Originally for my drama coursework. Enjoy
‘Take a Hike’ was a cleverly montage performance, yet I felt it was heavily undone by the lack of any sort of strong point. It attempted to raise important questions, but a lack of direction, and an all too strong urge to entertain rather than provoke scuppered the message.
It began with an extremely powerful set; a kind of rubbish dump, with useless junk piled everywhere. This, I will give them, was a very clever decision, and provided an intriguing focal point for the audience to question before the performance began. It also created a strong contrast between the abstract symbolism in much of the action, and the very real nature of the junk surrounding the actors.
The quartet of players all played very well also. They interacted with most, if not all of the objects around the stage, and used varying levels to a great effect. And when a sketch involved just one or two players, the others would all take up visually stimulating freezes around the stage, which was another great decision, as it seemed to create a frame around the action.
Another framing device that was used quite well was the use of music. I personally found it quite a clever tool, as the music could be used to recognise the scene that would play out. However, it felt a bit clunky at times, especially when the music would lead into a scene that did not fit well with the music, as this would produce a strange cut in direction.
One thing that they did do very well was their research. They had produced some sort of questionnaire about rejection, and compiled the results into a set of statistics. Then, for most, if not all of the questions, they had produced a short sketch based on demonstrating a form of rejection. This was very powerful, especially when the statistic was quoted at the end, although this sometimes felt a bit tacky, as usually one of the players had to come out of role in order to say it. However, it did what I think it was meant to, and made the audience think about their experiences of rejection.
Another thing that they attempted, and could have done quite well, was to include their own experiences. For example, one sketch was about the rejection of a person who would not be pressured into doing something. In the real life experience, this was sleep with a boy. I think the ideas were very good here, and it gave the audience some real people to relate to. However, it often was not handled very well, as the performer had to come right out of role, and so the action often faltered, and the momentum of the whole show fell down. I would have done this differently, probably by recording the person who was relating the experience, and then playing it through the speakers, while the performers either stayed in a frozen image, or performed repeated motions based around the sketch and the experience. For example, in the scene outlined above, I would have recorded the actor talking about her experience, and then I would have got the actors representing the people doing the pressuring to repeatedly gesture at the pressured actor to perform the task that they wanted to get her to do, and then turn their back on her in a dismissive way. This simple set of actions would have been as caricatured as possible, and to be very repeatable.

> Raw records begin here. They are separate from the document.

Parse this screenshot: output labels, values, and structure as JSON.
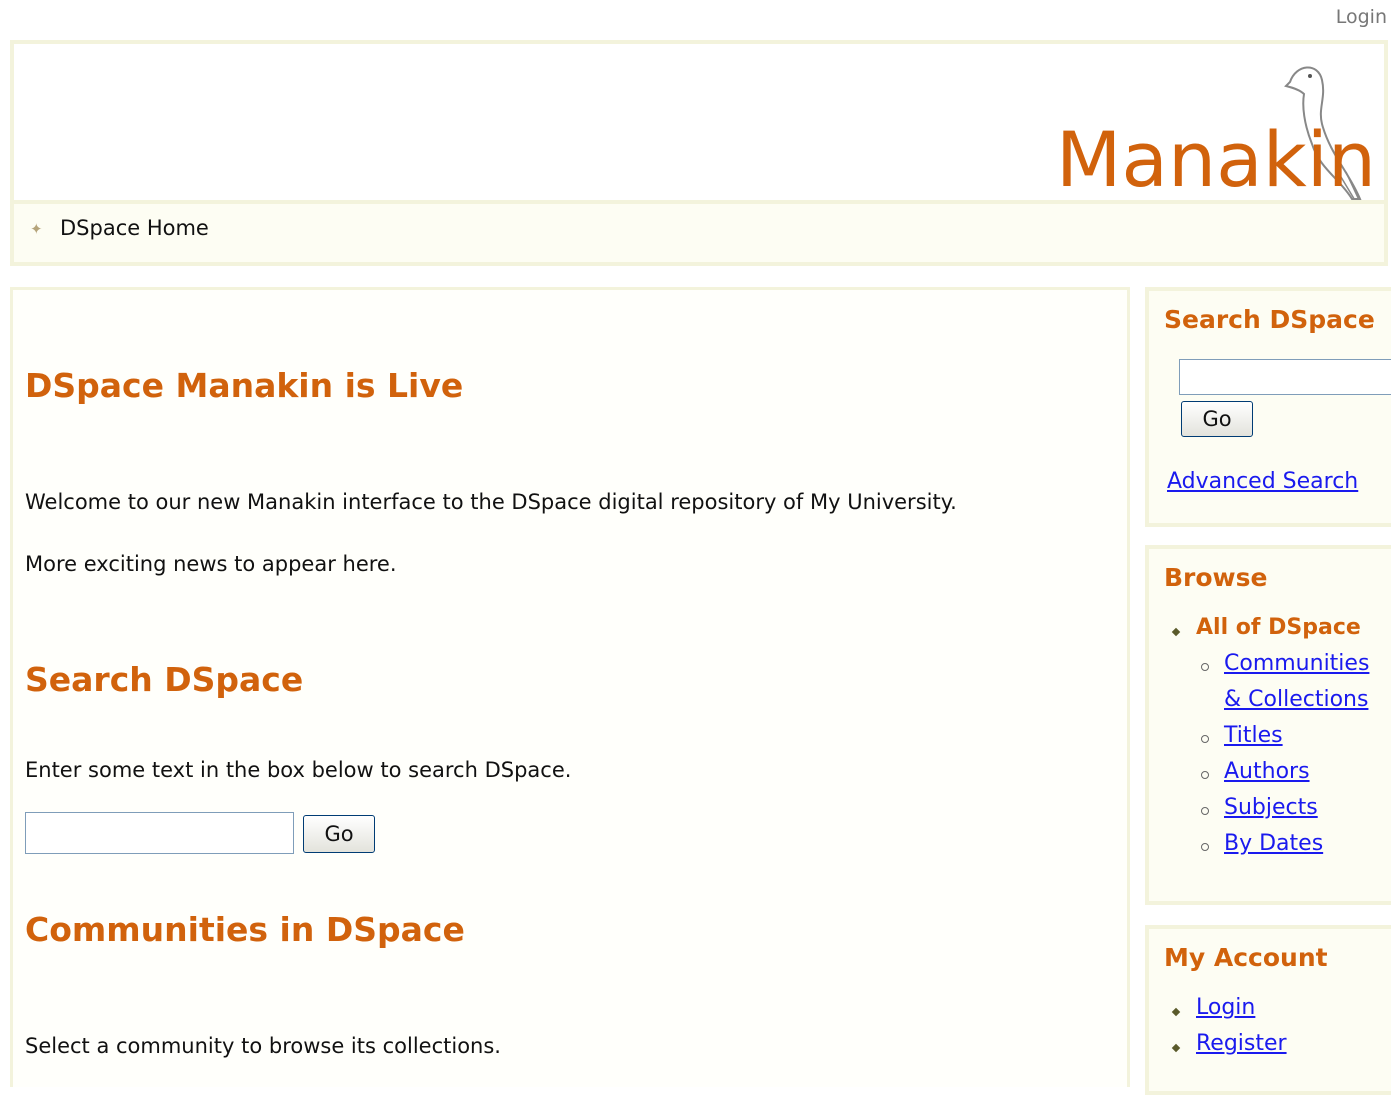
{
  "top_login": "Login",
  "header": {
    "logo_text": "Manakin",
    "trail_label": "DSpace Home"
  },
  "main": {
    "news_title": "DSpace Manakin is Live",
    "news_p1": "Welcome to our new Manakin interface to the DSpace digital repository of My University.",
    "news_p2": "More exciting news to appear here.",
    "search_title": "Search DSpace",
    "search_text": "Enter some text in the box below to search DSpace.",
    "search_value": "",
    "go_label": "Go",
    "communities_title": "Communities in DSpace",
    "communities_text": "Select a community to browse its collections."
  },
  "sidebar": {
    "search": {
      "title": "Search DSpace",
      "value": "",
      "go_label": "Go",
      "advanced_label": "Advanced Search"
    },
    "browse": {
      "title": "Browse",
      "all_label": "All of DSpace",
      "items": [
        {
          "label": "Communities"
        },
        {
          "label": "& Collections"
        },
        {
          "label": "Titles"
        },
        {
          "label": "Authors"
        },
        {
          "label": "Subjects"
        },
        {
          "label": "By Dates"
        }
      ]
    },
    "account": {
      "title": "My Account",
      "items": [
        {
          "label": "Login"
        },
        {
          "label": "Register"
        }
      ]
    }
  },
  "colors": {
    "accent": "#d1620c",
    "link": "#1a1aee",
    "border": "#f3f3dc",
    "panel_bg": "#fdfdf3"
  },
  "icons": {
    "trail": "diamond-arrow-icon",
    "logo": "bird-icon"
  }
}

The message – “There are lots of ways to deal with rejection” – was where the entire piece fell down. For example, all too many times, the devisors choose an interesting or funny set of sketches without thinking of the message. This was evident in the ‘My name is…’ sketches. Here, a funny, although relatively irrelevant, set of sketches were presumably meant to be linked to the rest of the piece by the performance of the last part. However, the final sketch was too contrived for this to work, and so the whole piece, which the performers had been working on throughout the show, was ruined, and any message lost. I think that my advice to the creators would be that they think about the message, and then create sketches, rather than have sketches in their mind, and then try to fit the message to it.

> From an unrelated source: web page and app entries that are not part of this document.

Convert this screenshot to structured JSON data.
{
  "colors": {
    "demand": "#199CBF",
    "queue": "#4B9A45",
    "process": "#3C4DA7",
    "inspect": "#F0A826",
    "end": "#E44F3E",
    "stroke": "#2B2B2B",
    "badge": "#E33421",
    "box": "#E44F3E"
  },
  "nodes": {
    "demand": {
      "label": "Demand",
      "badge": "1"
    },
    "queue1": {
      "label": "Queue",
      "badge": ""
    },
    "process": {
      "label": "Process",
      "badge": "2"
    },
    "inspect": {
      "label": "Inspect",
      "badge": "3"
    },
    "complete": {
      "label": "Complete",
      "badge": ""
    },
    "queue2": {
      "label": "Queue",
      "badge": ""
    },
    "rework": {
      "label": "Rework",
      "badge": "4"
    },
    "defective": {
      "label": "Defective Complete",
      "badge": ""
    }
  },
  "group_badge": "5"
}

Another area where the message failed was where the actors tried to demonstrate what rejection, and then later on, acceptance, were, by performing short sketches such as knocking a person into a bin, or laughing at them when they tried to join in. This would be followed by a definition of the term being demonstrated. There seemed to be no point to this other than to explain that there were lots of different things that rejection could mean. This wasn’t so bad, except for the fact that suddenly, about three quarters of the way through, the definitions changed from being about rejection to being about acceptance. This did nothing other than confuse the audience, as they could not tell what the actors were trying to tell them. This explained neither what rejection was, nor how to deal with it in any way, and was such a strange and confusing new direction that, three-quarters in, we did not need. It may have worked earlier on or right at the very end, but not where it was.
All in all, I think that the performance, despite its technical brilliance, fell down heavily where the message was concerned. This was mainly due to a lack of direction, and an urge to entertain. This was a shame, because, overall, I enjoyed the performance by the quartet of players, and I am sad that it fell down so heavily.
Find out more about going to see ‘Take A Hike’ here. You will be subjected to the full performance, but I don’t think that will really be too bad a thing, as they are quite good, despite this scathing review that I’ve just written.